Federal Circuit Grants Motion to Disqualify Jones Day on Appeal

The general rule is that a lawyer can’t be adverse to a current client; but, mere economic adversity is not enough.  What if I’m seeking to enjoin party A, who sells products to one of my clients, and so any injunction may cause economic harm to my client?

This is a potentially very dangerous opinion for patent firms.  Jones, Day was representing Apple when it entered an appearance in a case where the defendant had been preliminarily enjoined from making certain batteries.  Apple used those batteries.

Apple moved to intervene in the Federal Circuit to disqualify Jones, Day from representing the battery maker on appeal.  The motions panel (Dyk-auth; Newman Hughes) granted the motion to disqualify, though in a non-prec opinion.

Jones, Day stated it would not be adverse to Apple in any direct negotiations for licensing, etc.  Nonetheless the panel disqualified the firm.  The key passage:

[T]he burden placed on the attorney- client relationship here extends well beyond the sort of unrelated representation of competing enterprises allowed under Rule 1.7(a). Apple faces not only the possibility of finding a new battery supplier, but also additional targeting by Celgard in an attempt to use the injunction issue as leverage in negotiating a business relationship.

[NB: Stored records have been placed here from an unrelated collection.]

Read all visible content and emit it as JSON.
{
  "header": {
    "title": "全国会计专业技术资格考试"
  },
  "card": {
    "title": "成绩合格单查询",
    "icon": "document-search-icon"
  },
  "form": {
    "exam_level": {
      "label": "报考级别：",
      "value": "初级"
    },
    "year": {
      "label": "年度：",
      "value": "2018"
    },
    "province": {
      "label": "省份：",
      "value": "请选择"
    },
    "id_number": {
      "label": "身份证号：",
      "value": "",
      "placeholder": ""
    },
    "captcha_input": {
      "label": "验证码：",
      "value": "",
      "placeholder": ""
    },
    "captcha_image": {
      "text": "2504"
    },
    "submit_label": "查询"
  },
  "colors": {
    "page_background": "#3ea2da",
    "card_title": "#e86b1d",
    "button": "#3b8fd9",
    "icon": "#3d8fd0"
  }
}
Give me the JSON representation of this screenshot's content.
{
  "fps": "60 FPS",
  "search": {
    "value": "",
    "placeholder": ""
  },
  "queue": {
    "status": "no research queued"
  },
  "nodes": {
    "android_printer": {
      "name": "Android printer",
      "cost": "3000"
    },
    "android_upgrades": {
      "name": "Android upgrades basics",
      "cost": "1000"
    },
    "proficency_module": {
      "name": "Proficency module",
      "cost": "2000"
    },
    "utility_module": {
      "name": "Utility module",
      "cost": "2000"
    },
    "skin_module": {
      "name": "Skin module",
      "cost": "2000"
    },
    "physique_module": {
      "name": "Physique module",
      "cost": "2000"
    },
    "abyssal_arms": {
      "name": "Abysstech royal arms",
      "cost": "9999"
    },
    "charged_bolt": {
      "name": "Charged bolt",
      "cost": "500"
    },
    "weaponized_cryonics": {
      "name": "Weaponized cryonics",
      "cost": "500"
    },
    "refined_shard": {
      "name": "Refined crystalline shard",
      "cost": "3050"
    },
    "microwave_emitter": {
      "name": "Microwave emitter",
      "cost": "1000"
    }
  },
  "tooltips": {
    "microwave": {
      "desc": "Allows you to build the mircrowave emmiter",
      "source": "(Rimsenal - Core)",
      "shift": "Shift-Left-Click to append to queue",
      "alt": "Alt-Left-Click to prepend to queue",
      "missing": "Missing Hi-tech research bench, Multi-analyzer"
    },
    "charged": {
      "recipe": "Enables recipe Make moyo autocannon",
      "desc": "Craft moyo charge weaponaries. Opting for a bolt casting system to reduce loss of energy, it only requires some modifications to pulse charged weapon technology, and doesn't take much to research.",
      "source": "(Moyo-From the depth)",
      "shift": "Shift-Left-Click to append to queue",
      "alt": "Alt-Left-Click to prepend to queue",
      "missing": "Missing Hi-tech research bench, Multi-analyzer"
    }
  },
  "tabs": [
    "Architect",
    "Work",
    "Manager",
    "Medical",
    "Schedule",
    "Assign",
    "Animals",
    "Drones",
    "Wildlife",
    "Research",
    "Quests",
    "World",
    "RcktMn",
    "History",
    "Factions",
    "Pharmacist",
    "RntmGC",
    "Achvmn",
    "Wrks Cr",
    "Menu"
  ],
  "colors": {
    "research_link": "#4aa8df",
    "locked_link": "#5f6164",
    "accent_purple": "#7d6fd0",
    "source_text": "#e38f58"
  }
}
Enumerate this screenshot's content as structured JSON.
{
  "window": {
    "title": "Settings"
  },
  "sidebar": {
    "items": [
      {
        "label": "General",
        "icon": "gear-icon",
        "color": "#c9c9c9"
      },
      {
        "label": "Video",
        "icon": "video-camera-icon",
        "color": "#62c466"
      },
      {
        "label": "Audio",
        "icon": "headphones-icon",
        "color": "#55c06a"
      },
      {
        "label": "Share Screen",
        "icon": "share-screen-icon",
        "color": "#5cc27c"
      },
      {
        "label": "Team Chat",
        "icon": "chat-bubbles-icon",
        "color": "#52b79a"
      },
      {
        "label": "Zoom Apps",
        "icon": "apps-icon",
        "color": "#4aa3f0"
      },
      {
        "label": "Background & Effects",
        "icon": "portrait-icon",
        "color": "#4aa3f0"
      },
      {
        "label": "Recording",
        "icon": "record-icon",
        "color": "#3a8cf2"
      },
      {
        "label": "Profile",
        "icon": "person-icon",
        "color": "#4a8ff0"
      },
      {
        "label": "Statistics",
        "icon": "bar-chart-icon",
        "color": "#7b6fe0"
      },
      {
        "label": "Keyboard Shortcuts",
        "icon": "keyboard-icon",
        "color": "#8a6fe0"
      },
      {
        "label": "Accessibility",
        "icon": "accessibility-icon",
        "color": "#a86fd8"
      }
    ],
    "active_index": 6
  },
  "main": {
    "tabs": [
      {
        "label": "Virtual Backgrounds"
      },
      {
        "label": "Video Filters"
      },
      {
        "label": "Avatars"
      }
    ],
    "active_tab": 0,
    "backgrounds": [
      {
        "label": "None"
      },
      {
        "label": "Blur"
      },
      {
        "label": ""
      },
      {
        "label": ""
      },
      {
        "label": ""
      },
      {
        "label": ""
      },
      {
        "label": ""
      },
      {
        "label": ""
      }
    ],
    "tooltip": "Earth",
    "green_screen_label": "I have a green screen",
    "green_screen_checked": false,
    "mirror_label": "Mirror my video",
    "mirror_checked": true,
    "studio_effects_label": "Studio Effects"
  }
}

Thus, in every relevant sense, Jones Day’s representation of Celgard is adverse to Apple’s interests. This conclusion is not altered by the fact that Apple is not named as a defendant in this action. The rules and cases such as Freedom Wireless interpreting them make clear it is the total context, and not whether a party is named in a lawsuit, that controls whether the adversity is sufficient to warrant disqualification. 2006 WL at *2; see also Arrowpac Inc. v. Sea Star Line, LLC, Nos. 3:12-cv- 1180-J-32JBT et al., 2013 WL 5460027 at *10 (M.D. Fla. Apr. 30, 2013) (interpreting same rule as encompassing “any representation directly adverse to the interests of a current client.”). Celgard contends that despite the conflict we should not grant disqualification because of the prejudice involved in impinging on Celgard’s right to choose their counsel and secure new counsel. Celgard further suggests that if Rule 1.7(a) were to cover conflicting representations merely because the client is up or down the supply chain then “lawyers and clients would have no reliable way of determining whether conflicts of interest exist in deciding whether to commence engagements.” Opposition at 13, Celgard, LLC v. LG Chem, Ltd., Appeal Nos. 2014- 1675 et al. (Oct. 14, 2014).

That, however, is not our holding. Nor is it the facts of this case. As evidenced by Jones Day’s attempts to limit the nature of the representation, Jones Day and Celgard clearly knew the potential for conflict here yet elected to continue with the representation. See id. at 4 (“Jones Day explained that it could represent Celgard against LG Chem, but not against customers of LG Chem who were also Jones Day clients—such as Apple.”). Thus, the legal costs and delay in proceedings that may result from a disqualification are attributable in no small way to Celgard and Jones Day themselves.

The case is not on-line but I’ve posted it, I hope, here.

So… watch out for injunctive relief that might affect current clients!  Good luck running conflicts checks on this one (though seemingly Jones Day knew of the ‘conflict’ before it appeared, in this case).  By the way, there is another case, in the ITC, involving Google where the ITC came to a somewhat different conclusion, though under more attenuated facts.

About David

Professor of Law, Mercer University School of Law. Formerly Of Counsel, Taylor English Duma, LLP and in 2012-13, judicial clerk to Chief Judge Rader.